I don't think I really have any ethics that are for sale. For me, if something matters enough to take a side, determine a loyalty, I would hope that was it. There is no going back.
But ethics aren't really something we use to replace our values. As I understand it, our code of ethics is what comes into play when values conflict. I think that means there are times one of my values could come up on the auction block--if it challages something that's more important to me. I still don't think that means it's for sale. Selling your ethics means you chuck it all for money or something that isn't of as much value. It has an insider-trading sound to it. It safe to say, this isn't a good thing.
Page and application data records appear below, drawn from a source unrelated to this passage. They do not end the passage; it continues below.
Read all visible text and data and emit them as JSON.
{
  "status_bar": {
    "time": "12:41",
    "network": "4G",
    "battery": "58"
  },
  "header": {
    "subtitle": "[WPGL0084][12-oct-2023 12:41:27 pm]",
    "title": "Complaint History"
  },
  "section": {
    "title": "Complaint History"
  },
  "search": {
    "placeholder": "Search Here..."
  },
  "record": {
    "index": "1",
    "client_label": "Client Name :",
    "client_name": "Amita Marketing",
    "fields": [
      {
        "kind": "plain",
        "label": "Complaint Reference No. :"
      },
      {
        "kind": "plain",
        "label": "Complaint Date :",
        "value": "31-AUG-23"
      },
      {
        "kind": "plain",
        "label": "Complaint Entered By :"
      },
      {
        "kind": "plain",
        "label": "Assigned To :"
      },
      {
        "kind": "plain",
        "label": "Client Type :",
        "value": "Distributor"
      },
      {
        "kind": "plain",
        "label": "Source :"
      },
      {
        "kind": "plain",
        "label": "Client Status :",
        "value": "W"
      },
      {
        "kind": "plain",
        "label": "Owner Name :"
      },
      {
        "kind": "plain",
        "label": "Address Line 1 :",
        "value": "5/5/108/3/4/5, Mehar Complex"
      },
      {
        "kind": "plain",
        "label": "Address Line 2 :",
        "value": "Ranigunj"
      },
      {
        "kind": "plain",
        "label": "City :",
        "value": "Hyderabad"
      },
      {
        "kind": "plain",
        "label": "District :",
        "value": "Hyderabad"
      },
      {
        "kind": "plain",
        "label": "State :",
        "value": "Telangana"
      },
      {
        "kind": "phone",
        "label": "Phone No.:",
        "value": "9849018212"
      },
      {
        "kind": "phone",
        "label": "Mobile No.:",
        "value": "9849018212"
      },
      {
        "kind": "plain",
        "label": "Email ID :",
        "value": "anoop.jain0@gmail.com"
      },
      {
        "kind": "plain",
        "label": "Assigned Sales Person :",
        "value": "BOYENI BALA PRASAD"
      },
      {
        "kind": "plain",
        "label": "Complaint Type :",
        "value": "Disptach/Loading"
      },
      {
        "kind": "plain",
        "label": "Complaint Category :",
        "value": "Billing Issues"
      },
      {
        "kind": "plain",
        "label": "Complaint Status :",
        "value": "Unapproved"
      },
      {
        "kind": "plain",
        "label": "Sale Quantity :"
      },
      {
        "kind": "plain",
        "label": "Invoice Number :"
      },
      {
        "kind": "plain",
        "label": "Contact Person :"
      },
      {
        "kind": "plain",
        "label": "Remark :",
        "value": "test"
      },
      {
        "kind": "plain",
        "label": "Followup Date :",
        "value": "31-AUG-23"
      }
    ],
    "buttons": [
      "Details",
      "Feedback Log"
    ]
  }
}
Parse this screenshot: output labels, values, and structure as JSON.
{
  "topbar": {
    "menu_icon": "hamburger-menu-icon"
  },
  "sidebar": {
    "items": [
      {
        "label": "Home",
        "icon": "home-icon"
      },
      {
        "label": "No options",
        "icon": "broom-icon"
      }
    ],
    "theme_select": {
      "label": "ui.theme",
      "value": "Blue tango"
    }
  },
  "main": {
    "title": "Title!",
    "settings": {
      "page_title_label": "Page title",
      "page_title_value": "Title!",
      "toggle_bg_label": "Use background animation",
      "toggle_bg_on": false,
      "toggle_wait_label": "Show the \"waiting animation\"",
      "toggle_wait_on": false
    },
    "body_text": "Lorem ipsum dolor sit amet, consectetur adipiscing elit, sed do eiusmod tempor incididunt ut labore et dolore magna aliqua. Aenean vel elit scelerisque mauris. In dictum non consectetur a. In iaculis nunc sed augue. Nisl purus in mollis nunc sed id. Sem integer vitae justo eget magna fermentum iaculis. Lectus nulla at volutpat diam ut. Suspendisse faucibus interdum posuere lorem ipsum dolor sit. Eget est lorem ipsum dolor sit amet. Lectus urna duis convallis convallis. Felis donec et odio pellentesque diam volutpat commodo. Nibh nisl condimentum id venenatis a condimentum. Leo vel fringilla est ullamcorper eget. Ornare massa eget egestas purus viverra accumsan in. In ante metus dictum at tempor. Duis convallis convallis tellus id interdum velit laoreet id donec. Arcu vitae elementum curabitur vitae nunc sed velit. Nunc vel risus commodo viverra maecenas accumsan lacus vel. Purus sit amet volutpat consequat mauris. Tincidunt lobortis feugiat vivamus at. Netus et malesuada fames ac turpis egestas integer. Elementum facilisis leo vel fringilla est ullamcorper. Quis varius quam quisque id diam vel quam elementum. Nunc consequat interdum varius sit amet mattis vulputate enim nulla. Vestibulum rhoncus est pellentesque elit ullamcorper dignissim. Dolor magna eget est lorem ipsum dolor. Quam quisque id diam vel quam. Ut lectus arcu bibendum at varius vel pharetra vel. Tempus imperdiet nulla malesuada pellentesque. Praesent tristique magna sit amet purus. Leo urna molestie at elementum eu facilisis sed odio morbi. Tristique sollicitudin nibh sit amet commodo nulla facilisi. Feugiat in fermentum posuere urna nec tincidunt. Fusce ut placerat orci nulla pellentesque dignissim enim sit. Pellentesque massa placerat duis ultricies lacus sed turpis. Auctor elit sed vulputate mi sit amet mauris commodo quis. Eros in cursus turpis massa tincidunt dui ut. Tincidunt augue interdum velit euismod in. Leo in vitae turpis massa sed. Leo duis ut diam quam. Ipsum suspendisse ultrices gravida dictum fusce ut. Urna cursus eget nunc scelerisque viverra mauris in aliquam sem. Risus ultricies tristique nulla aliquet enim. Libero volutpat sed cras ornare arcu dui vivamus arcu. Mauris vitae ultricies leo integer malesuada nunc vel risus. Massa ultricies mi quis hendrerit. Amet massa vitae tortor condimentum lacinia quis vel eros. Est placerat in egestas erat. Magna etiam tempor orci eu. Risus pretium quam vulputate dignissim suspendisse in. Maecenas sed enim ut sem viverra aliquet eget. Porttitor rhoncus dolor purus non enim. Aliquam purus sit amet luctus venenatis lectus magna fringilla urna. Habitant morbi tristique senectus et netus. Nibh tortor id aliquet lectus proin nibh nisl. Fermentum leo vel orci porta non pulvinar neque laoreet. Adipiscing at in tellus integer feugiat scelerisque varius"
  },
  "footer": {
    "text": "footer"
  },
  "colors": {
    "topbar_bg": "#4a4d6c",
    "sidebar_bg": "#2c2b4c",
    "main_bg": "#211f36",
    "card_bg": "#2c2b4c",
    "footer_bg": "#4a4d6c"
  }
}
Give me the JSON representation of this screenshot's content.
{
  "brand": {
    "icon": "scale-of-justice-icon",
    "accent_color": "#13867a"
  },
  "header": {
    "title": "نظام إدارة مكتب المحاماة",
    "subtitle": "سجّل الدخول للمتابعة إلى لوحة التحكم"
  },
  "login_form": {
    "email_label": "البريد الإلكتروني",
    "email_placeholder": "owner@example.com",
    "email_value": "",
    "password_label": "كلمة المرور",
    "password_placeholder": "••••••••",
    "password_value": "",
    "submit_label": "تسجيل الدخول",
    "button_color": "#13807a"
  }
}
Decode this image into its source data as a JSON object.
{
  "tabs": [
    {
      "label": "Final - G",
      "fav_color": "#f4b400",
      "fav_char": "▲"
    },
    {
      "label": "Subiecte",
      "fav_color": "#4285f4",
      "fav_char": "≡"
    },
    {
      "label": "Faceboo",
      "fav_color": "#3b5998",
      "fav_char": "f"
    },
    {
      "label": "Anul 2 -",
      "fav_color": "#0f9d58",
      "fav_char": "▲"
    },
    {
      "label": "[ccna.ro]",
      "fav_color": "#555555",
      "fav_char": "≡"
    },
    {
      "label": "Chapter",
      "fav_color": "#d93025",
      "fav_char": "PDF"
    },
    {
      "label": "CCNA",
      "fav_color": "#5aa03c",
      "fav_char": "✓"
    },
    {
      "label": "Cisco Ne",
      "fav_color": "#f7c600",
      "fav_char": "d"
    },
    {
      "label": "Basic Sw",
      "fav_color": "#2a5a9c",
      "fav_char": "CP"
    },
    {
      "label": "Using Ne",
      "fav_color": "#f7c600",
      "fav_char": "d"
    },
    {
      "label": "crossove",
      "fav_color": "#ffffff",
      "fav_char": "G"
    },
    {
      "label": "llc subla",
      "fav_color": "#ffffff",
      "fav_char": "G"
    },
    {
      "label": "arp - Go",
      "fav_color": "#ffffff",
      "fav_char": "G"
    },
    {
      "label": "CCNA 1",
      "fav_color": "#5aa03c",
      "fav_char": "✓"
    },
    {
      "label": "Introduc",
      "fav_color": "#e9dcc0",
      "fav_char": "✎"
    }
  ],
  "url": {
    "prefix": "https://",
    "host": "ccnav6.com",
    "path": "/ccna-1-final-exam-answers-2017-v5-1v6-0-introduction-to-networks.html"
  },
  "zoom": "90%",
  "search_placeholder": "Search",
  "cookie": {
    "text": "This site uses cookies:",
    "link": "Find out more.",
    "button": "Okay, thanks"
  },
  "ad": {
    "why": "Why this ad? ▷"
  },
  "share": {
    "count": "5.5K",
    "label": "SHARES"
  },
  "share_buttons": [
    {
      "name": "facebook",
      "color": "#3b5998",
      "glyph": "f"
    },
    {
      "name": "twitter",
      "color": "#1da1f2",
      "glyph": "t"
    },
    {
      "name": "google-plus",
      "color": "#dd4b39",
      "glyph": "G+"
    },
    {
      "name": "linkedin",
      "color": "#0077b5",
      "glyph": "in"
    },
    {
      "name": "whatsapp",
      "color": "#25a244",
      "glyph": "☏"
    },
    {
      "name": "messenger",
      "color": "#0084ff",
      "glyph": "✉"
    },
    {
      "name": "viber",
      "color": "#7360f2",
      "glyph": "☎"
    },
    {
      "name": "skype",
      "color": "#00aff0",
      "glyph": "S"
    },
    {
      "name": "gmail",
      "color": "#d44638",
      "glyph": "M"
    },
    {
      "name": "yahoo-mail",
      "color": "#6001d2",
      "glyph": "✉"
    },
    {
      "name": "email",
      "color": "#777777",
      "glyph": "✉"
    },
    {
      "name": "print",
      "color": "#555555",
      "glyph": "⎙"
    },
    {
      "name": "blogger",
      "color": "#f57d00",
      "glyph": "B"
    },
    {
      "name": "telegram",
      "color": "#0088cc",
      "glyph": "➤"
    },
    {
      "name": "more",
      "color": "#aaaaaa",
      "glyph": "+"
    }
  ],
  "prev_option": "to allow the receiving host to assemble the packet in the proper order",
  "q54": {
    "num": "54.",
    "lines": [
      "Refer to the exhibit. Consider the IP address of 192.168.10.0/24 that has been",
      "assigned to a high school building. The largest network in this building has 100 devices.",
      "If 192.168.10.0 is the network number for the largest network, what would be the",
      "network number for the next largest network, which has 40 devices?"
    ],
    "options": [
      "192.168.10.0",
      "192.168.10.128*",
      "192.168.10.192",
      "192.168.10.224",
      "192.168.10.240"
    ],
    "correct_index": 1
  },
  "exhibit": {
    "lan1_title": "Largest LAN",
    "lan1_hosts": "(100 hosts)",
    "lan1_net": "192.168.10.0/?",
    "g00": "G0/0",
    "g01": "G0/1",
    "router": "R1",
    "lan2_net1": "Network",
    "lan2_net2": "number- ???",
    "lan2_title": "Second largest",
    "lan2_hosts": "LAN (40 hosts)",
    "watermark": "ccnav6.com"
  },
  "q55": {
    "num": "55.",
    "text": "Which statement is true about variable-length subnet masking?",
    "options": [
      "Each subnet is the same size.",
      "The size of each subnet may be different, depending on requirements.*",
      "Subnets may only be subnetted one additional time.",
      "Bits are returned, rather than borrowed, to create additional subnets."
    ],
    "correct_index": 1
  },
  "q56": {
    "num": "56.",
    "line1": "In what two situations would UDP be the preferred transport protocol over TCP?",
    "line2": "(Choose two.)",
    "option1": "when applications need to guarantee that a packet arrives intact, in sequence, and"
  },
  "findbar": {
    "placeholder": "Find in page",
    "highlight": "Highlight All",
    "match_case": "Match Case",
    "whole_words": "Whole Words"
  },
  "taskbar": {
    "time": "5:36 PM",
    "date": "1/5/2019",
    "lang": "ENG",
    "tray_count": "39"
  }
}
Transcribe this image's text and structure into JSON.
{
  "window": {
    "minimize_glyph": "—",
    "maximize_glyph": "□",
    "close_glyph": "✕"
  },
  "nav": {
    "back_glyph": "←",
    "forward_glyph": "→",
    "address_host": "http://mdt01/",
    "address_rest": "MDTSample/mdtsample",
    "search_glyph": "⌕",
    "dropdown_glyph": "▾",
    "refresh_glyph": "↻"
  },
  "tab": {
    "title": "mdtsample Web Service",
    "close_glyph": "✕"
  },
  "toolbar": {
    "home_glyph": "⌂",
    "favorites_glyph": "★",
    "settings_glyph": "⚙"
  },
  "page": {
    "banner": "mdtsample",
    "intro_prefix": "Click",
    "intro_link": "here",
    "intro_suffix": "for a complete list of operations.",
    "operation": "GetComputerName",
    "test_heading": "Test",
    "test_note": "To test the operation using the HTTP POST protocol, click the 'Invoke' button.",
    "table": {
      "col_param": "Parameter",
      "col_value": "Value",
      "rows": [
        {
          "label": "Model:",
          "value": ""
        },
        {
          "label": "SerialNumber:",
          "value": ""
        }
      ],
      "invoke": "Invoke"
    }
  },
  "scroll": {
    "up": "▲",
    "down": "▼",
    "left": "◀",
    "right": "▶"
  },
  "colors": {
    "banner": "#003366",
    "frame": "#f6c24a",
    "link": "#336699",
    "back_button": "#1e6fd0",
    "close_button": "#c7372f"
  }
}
I don't have many moments in my history that I remember my values coming in conflict. Perhaps that means I made the right choice. Instead of selling my ethics, I traded up and picked the things that mattered most. But for those who do sell their ethics, the effect is about the same as not telling the truth. The reporter loses all their credibility if their loyalties aren't where they should be. Part of journalism credibility comes from the idea that journalists are bound by the truth and their loyalty to the people to tell it.